The olde English proverb goes something like, “All good things must come to an end.” Such is the state of my rapidly expiring tenure at CGS as a government relations research associate. It’s been a heck of a couple months, and I’ll take the experiences I had here with me forever in my professional career. Here are some of my honest reflections.
When I first showed up, I really hadn’t a clue about the inner workings of a non-profit and the space they operate in -- the abyss between the governmental and civil society spheres. To drive home the point of my alienation, it took a few weeks to get used to the layout of the office (it’s a pretty big house). But I like to think I showed up having zero expectations and an open mind, which I always try to keep with me. In this regard I always wanted to be a soft-spoken and humble sponge that showed up at the right times and took in all the right information, learning as much as possible. Just like any new work place, there was a learning curve.

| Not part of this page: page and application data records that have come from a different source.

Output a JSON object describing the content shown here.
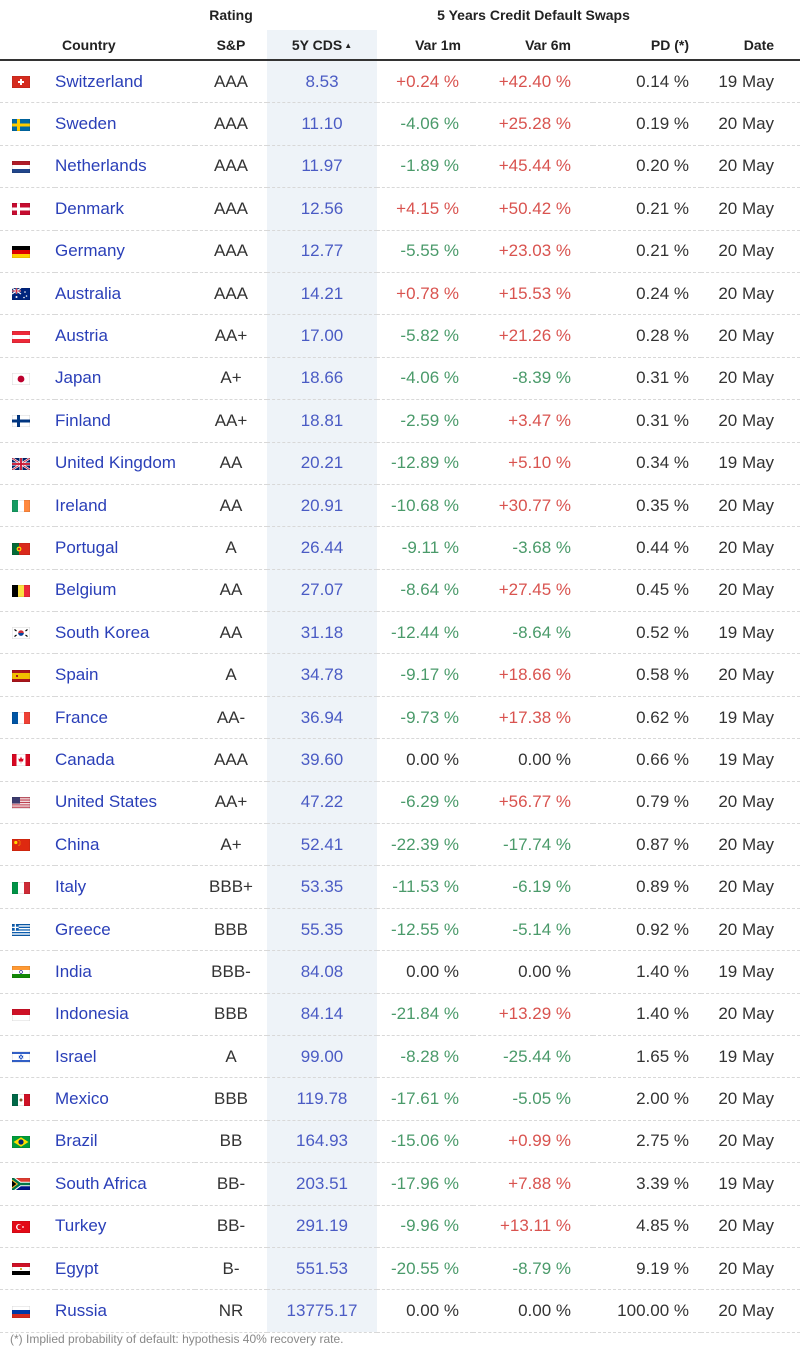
{
  "header": {
    "rating_group": "Rating",
    "cds_group": "5 Years Credit Default Swaps",
    "columns": {
      "country": "Country",
      "sp": "S&P",
      "cds": "5Y CDS",
      "var1m": "Var 1m",
      "var6m": "Var 6m",
      "pd": "PD (*)",
      "date": "Date"
    }
  },
  "rows": [
    {
      "flag": "switzerland-flag",
      "country": "Switzerland",
      "rating": "AAA",
      "cds": "8.53",
      "var1m": "+0.24 %",
      "var6m": "+42.40 %",
      "pd": "0.14 %",
      "date": "19 May"
    },
    {
      "flag": "sweden-flag",
      "country": "Sweden",
      "rating": "AAA",
      "cds": "11.10",
      "var1m": "-4.06 %",
      "var6m": "+25.28 %",
      "pd": "0.19 %",
      "date": "20 May"
    },
    {
      "flag": "netherlands-flag",
      "country": "Netherlands",
      "rating": "AAA",
      "cds": "11.97",
      "var1m": "-1.89 %",
      "var6m": "+45.44 %",
      "pd": "0.20 %",
      "date": "20 May"
    },
    {
      "flag": "denmark-flag",
      "country": "Denmark",
      "rating": "AAA",
      "cds": "12.56",
      "var1m": "+4.15 %",
      "var6m": "+50.42 %",
      "pd": "0.21 %",
      "date": "20 May"
    },
    {
      "flag": "germany-flag",
      "country": "Germany",
      "rating": "AAA",
      "cds": "12.77",
      "var1m": "-5.55 %",
      "var6m": "+23.03 %",
      "pd": "0.21 %",
      "date": "20 May"
    },
    {
      "flag": "australia-flag",
      "country": "Australia",
      "rating": "AAA",
      "cds": "14.21",
      "var1m": "+0.78 %",
      "var6m": "+15.53 %",
      "pd": "0.24 %",
      "date": "20 May"
    },
    {
      "flag": "austria-flag",
      "country": "Austria",
      "rating": "AA+",
      "cds": "17.00",
      "var1m": "-5.82 %",
      "var6m": "+21.26 %",
      "pd": "0.28 %",
      "date": "20 May"
    },
    {
      "flag": "japan-flag",
      "country": "Japan",
      "rating": "A+",
      "cds": "18.66",
      "var1m": "-4.06 %",
      "var6m": "-8.39 %",
      "pd": "0.31 %",
      "date": "20 May"
    },
    {
      "flag": "finland-flag",
      "country": "Finland",
      "rating": "AA+",
      "cds": "18.81",
      "var1m": "-2.59 %",
      "var6m": "+3.47 %",
      "pd": "0.31 %",
      "date": "20 May"
    },
    {
      "flag": "uk-flag",
      "country": "United Kingdom",
      "rating": "AA",
      "cds": "20.21",
      "var1m": "-12.89 %",
      "var6m": "+5.10 %",
      "pd": "0.34 %",
      "date": "19 May"
    },
    {
      "flag": "ireland-flag",
      "country": "Ireland",
      "rating": "AA",
      "cds": "20.91",
      "var1m": "-10.68 %",
      "var6m": "+30.77 %",
      "pd": "0.35 %",
      "date": "20 May"
    },
    {
      "flag": "portugal-flag",
      "country": "Portugal",
      "rating": "A",
      "cds": "26.44",
      "var1m": "-9.11 %",
      "var6m": "-3.68 %",
      "pd": "0.44 %",
      "date": "20 May"
    },
    {
      "flag": "belgium-flag",
      "country": "Belgium",
      "rating": "AA",
      "cds": "27.07",
      "var1m": "-8.64 %",
      "var6m": "+27.45 %",
      "pd": "0.45 %",
      "date": "20 May"
    },
    {
      "flag": "south-korea-flag",
      "country": "South Korea",
      "rating": "AA",
      "cds": "31.18",
      "var1m": "-12.44 %",
      "var6m": "-8.64 %",
      "pd": "0.52 %",
      "date": "19 May"
    },
    {
      "flag": "spain-flag",
      "country": "Spain",
      "rating": "A",
      "cds": "34.78",
      "var1m": "-9.17 %",
      "var6m": "+18.66 %",
      "pd": "0.58 %",
      "date": "20 May"
    },
    {
      "flag": "france-flag",
      "country": "France",
      "rating": "AA-",
      "cds": "36.94",
      "var1m": "-9.73 %",
      "var6m": "+17.38 %",
      "pd": "0.62 %",
      "date": "19 May"
    },
    {
      "flag": "canada-flag",
      "country": "Canada",
      "rating": "AAA",
      "cds": "39.60",
      "var1m": "0.00 %",
      "var6m": "0.00 %",
      "pd": "0.66 %",
      "date": "19 May"
    },
    {
      "flag": "usa-flag",
      "country": "United States",
      "rating": "AA+",
      "cds": "47.22",
      "var1m": "-6.29 %",
      "var6m": "+56.77 %",
      "pd": "0.79 %",
      "date": "20 May"
    },
    {
      "flag": "china-flag",
      "country": "China",
      "rating": "A+",
      "cds": "52.41",
      "var1m": "-22.39 %",
      "var6m": "-17.74 %",
      "pd": "0.87 %",
      "date": "20 May"
    },
    {
      "flag": "italy-flag",
      "country": "Italy",
      "rating": "BBB+",
      "cds": "53.35",
      "var1m": "-11.53 %",
      "var6m": "-6.19 %",
      "pd": "0.89 %",
      "date": "20 May"
    },
    {
      "flag": "greece-flag",
      "country": "Greece",
      "rating": "BBB",
      "cds": "55.35",
      "var1m": "-12.55 %",
      "var6m": "-5.14 %",
      "pd": "0.92 %",
      "date": "20 May"
    },
    {
      "flag": "india-flag",
      "country": "India",
      "rating": "BBB-",
      "cds": "84.08",
      "var1m": "0.00 %",
      "var6m": "0.00 %",
      "pd": "1.40 %",
      "date": "19 May"
    },
    {
      "flag": "indonesia-flag",
      "country": "Indonesia",
      "rating": "BBB",
      "cds": "84.14",
      "var1m": "-21.84 %",
      "var6m": "+13.29 %",
      "pd": "1.40 %",
      "date": "20 May"
    },
    {
      "flag": "israel-flag",
      "country": "Israel",
      "rating": "A",
      "cds": "99.00",
      "var1m": "-8.28 %",
      "var6m": "-25.44 %",
      "pd": "1.65 %",
      "date": "19 May"
    },
    {
      "flag": "mexico-flag",
      "country": "Mexico",
      "rating": "BBB",
      "cds": "119.78",
      "var1m": "-17.61 %",
      "var6m": "-5.05 %",
      "pd": "2.00 %",
      "date": "20 May"
    },
    {
      "flag": "brazil-flag",
      "country": "Brazil",
      "rating": "BB",
      "cds": "164.93",
      "var1m": "-15.06 %",
      "var6m": "+0.99 %",
      "pd": "2.75 %",
      "date": "20 May"
    },
    {
      "flag": "south-africa-flag",
      "country": "South Africa",
      "rating": "BB-",
      "cds": "203.51",
      "var1m": "-17.96 %",
      "var6m": "+7.88 %",
      "pd": "3.39 %",
      "date": "19 May"
    },
    {
      "flag": "turkey-flag",
      "country": "Turkey",
      "rating": "BB-",
      "cds": "291.19",
      "var1m": "-9.96 %",
      "var6m": "+13.11 %",
      "pd": "4.85 %",
      "date": "20 May"
    },
    {
      "flag": "egypt-flag",
      "country": "Egypt",
      "rating": "B-",
      "cds": "551.53",
      "var1m": "-20.55 %",
      "var6m": "-8.79 %",
      "pd": "9.19 %",
      "date": "20 May"
    },
    {
      "flag": "russia-flag",
      "country": "Russia",
      "rating": "NR",
      "cds": "13775.17",
      "var1m": "0.00 %",
      "var6m": "0.00 %",
      "pd": "100.00 %",
      "date": "20 May"
    }
  ],
  "footnote": "(*) Implied probability of default: hypothesis 40% recovery rate.",
  "colors": {
    "positive": "#d9534f",
    "negative": "#4a9a6a",
    "link": "#2a3fb8",
    "sorted_column_bg": "#eef3f8"
  }
}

Something I always try to do is observe the standard operating procedures of a workplace, both formal and informal. It took some explaining (my attention span often gets the better of me at times), but now I can confidently say that I understand the ways in which CGS operates, and, most importantly, how it communicates its messages to the masses.
I’ve had previous work with government at the state level in the great commonwealth of Pennsylvania, so working through government institutions was not something foreign to me. Approaching government from the non-profit angle, however, was refreshing. It was fantastic to work with a political action committee that had a relatable and sincere platform: to support candidates who champion a responsible role for the US in the international realm to solve global problems effectively.